Fast Rising Ali Faces Stiff Test From Santana

Photo: Will Hart

Photo: Will Hart

By Nat Gottlieb

Only a thin line separates prospects from contenders, but bridging that gap is not easy to do. The quickest way to cross theline is by having a breakout fight. Unbeaten welterweight Sadam Ali had his coming out party last November, when as a decided underdog he stunned the top-tier contender Luis Carlos Abregu by knocking him out in the 9th round.

The next step up the ladder for Ali is to earn a title shot. Standing in his way is a rugged and hungry Francisco Santana, who has won 10 straight and is hoping to use Ali as a means for a breakout out his own. The two boxers with big aspirations will square off on Saturday night as the co-featured event when Wladimir Klitschko defends his heavyweight title against Bryant Jennings at Madison Square Garden on World Championship.

The 26-year-old Ali (21-0, 13 KOs), who fights out of Brooklyn and was a 2008 U.S. Olympian, has long been regarded as a potential champion. All that has kept him from a title shot were a few erratic performances. But against Abregu, whose only loss in 37 bouts was to Timothy Bradley, Ali finally put it all together.

Utilizing his terrific hand speed, excellent foot movement, and superior defensive skills, Ali befuddled the hard-hitting Argentinean through the early rounds, forcing a frustrated Abregu to stalk a ghost without being able to land one of his signature bombs.

Ali patiently waited for the right moment to pounce and it came in the 6th round. With 1:06 left, Ali was circling away from Abregu when he suddenly set down on his feet, lunged in and nailed a surprised Abregu with a hard right hand that sent Abregu to the canvas. He managed to beat the count but was clearly shaky.

From that point on it was academic.

Ali brilliantly set Abregu up for the key blow in the 9th round. After spinning off the ropes, where Abregu had him trapped and was throwing a torrent of punches, Ali feinted a left hook, pulled the hand back, and at the same time threw a straight right so fast that the Argentinean never saw it coming. Down he went.

Abregu managed to get up again, but with Ali pounding him against the ropes without resistance, referee Harvey Dock jumped in and stopped the fight. Sadam Ali had arrived.

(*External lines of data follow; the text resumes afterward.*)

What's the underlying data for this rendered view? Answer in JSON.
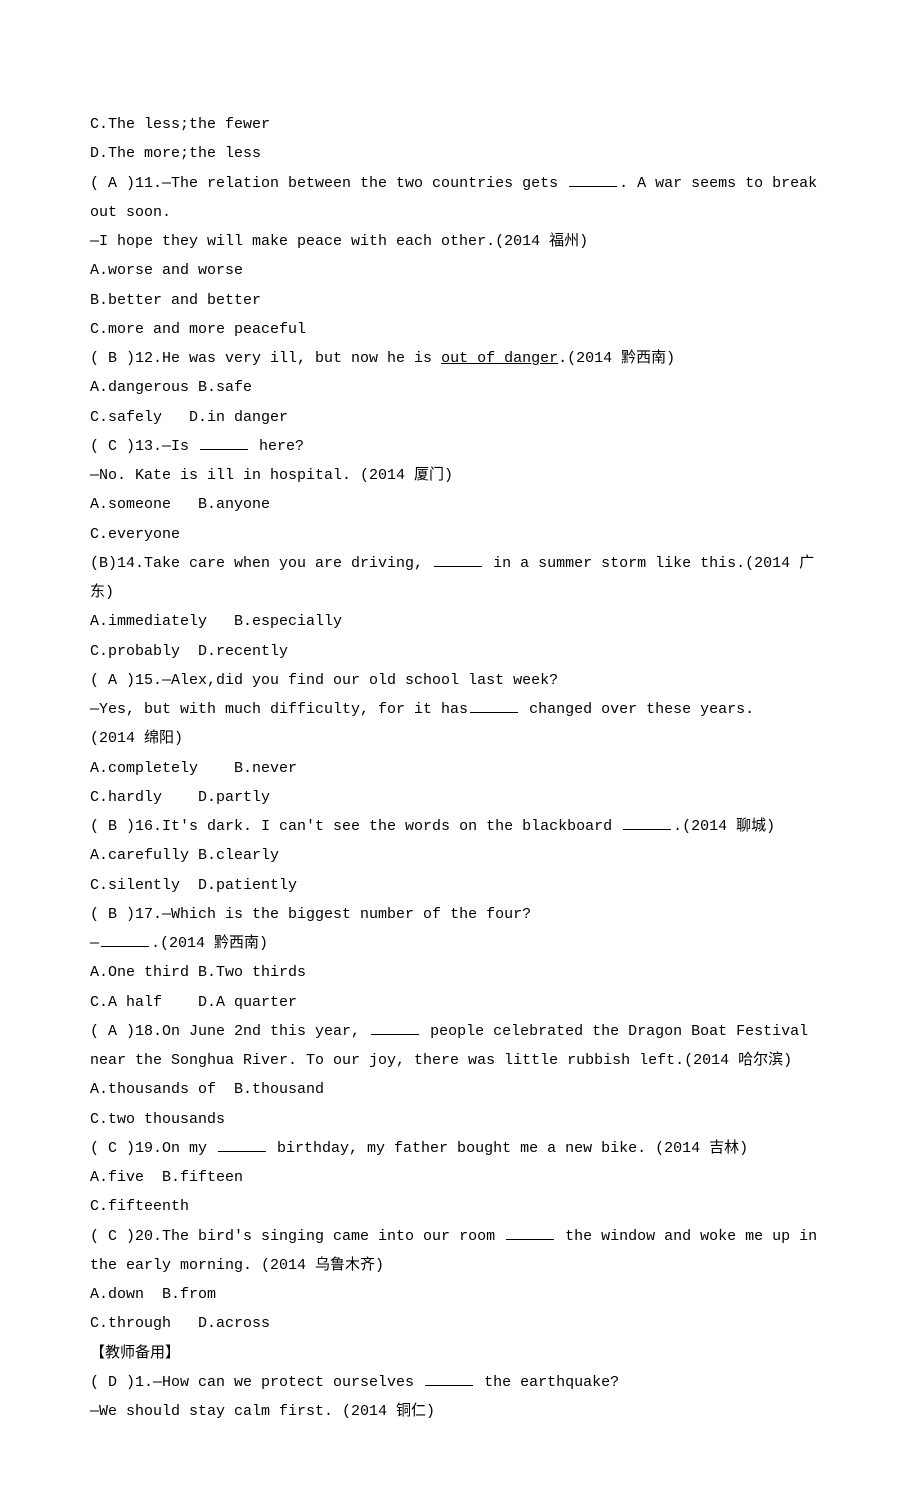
{
  "preOptions": [
    "C.The less;the fewer",
    "D.The more;the less"
  ],
  "questions": [
    {
      "number": "11",
      "answerLetter": "A",
      "stemBefore": "—The relation between the two countries gets ",
      "stemAfter": ". A war seems to break out soon.",
      "line2": "—I hope they will make peace with each other.(2014 福州)",
      "options": [
        "A.worse and worse",
        "B.better and better",
        "C.more and more peaceful"
      ],
      "inlineOptions": false,
      "hasBlank": true
    },
    {
      "number": "12",
      "answerLetter": "B",
      "stemBefore": "He was very ill, but now he is ",
      "underlined": "out of danger",
      "stemAfter": ".(2014 黔西南)",
      "options": [
        "A.dangerous B.safe",
        "C.safely   D.in danger"
      ],
      "inlineOptions": false,
      "hasBlank": false
    },
    {
      "number": "13",
      "answerLetter": "C",
      "stemBefore": "—Is ",
      "stemAfter": " here?",
      "line2": "—No. Kate is ill in hospital. (2014 厦门)",
      "options": [
        "A.someone   B.anyone",
        "C.everyone"
      ],
      "inlineOptions": false,
      "hasBlank": true
    },
    {
      "number": "14",
      "answerLetter": "B",
      "stemBefore": "Take care when you are driving, ",
      "stemAfter": " in a summer storm like this.(2014 广东)",
      "options": [
        "A.immediately   B.especially",
        "C.probably  D.recently"
      ],
      "inlineOptions": false,
      "hasBlank": true,
      "tightParen": true
    },
    {
      "number": "15",
      "answerLetter": "A",
      "stemBefore": "—Alex,did you find our old school last week?",
      "stemAfter": "",
      "line2Before": "—Yes, but with much difficulty, for it has",
      "line2After": " changed over these years.",
      "line3": "(2014 绵阳)",
      "options": [
        "A.completely    B.never",
        "C.hardly    D.partly"
      ],
      "inlineOptions": false,
      "hasBlank": false,
      "line2HasBlank": true
    },
    {
      "number": "16",
      "answerLetter": "B",
      "stemBefore": "It's dark. I can't see the words on the blackboard ",
      "stemAfter": ".(2014 聊城)",
      "options": [
        "A.carefully B.clearly",
        "C.silently  D.patiently"
      ],
      "inlineOptions": false,
      "hasBlank": true
    },
    {
      "number": "17",
      "answerLetter": "B",
      "stemBefore": "—Which is the biggest number of the four?",
      "stemAfter": "",
      "line2Before": "—",
      "line2After": ".(2014 黔西南)",
      "line2HasBlank": true,
      "options": [
        "A.One third B.Two thirds",
        "C.A half    D.A quarter"
      ],
      "inlineOptions": false,
      "hasBlank": false
    },
    {
      "number": "18",
      "answerLetter": "A",
      "stemBefore": "On June 2nd this year, ",
      "stemAfter": " people celebrated the Dragon Boat Festival near the Songhua River. To our joy, there was little rubbish left.(2014 哈尔滨)",
      "options": [
        "A.thousands of  B.thousand",
        "C.two thousands"
      ],
      "inlineOptions": false,
      "hasBlank": true
    },
    {
      "number": "19",
      "answerLetter": "C",
      "stemBefore": "On my ",
      "stemAfter": " birthday, my father bought me a new bike. (2014 吉林)",
      "options": [
        "A.five  B.fifteen",
        "C.fifteenth"
      ],
      "inlineOptions": false,
      "hasBlank": true
    },
    {
      "number": "20",
      "answerLetter": "C",
      "stemBefore": "The bird's singing came into our room ",
      "stemAfter": " the window and woke me up in the early morning. (2014 乌鲁木齐)",
      "options": [
        "A.down  B.from",
        "C.through   D.across"
      ],
      "inlineOptions": false,
      "hasBlank": true
    }
  ],
  "teacherHeader": "【教师备用】",
  "teacherQuestions": [
    {
      "number": "1",
      "answerLetter": "D",
      "stemBefore": "—How can we protect ourselves ",
      "stemAfter": " the earthquake?",
      "line2": "—We should stay calm first. (2014 铜仁)",
      "hasBlank": true
    }
  ]
}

Now along comes the 28-year-old Santana, (22-3-1, 11 KOs), who after struggling for much of his early career, seems to have put his act together. The Californian has strung together a 10-fight win streak that includes an upset of previously unbeaten prospect Eddie Gomez last June.

Santana traces his sudden emergence in the welterweight division back to a fortuitous event in 2012 when he was brought to Manny Pacquiao’s gym in the Philippines as a replacement sparring partner for Amir Khan. Surrounded by champions, including Pacquiao, Santana saw firsthand what it would take for him to get to the next level.

“I actually came back from the Philippines a different person,” Santana has said. “It was a privilege to spar with Khan and it definitely gave me a big boost in confidence.”

While Santana is not nearly as polished as Ali, what he lacks in skills he more than makes up for with aggression and a strong will to win. He also has above-average hand speed, a mean left hook, and fights out of a high-glove defense that’s hard to penetrate. The hook is by far his best punch, but its effectivenessdepends on how he throws it.

Santana often launches that shot with a wide, looping movementthat sometimes keeps opponents from seeing it until it’s too late. But by going wide, he also leaves his whole middle open and vulnerable to a strong counterpuncher with fast hands. Someone like Sadam Ali. 

Formerly trained by ex-bantamweight champion Wayne McCullough, Santana now works with Hoss Janik in Ventura, Calif. out of Knuckleheadz Boxing, the same gym that produced former welterweight champion Victor Ortiz.

In press conferences leading up to this fight, both boxers have promised a war. If so, it will be a war of attrition, with the winner going on to bigger things, and the loser taking a painful step backward.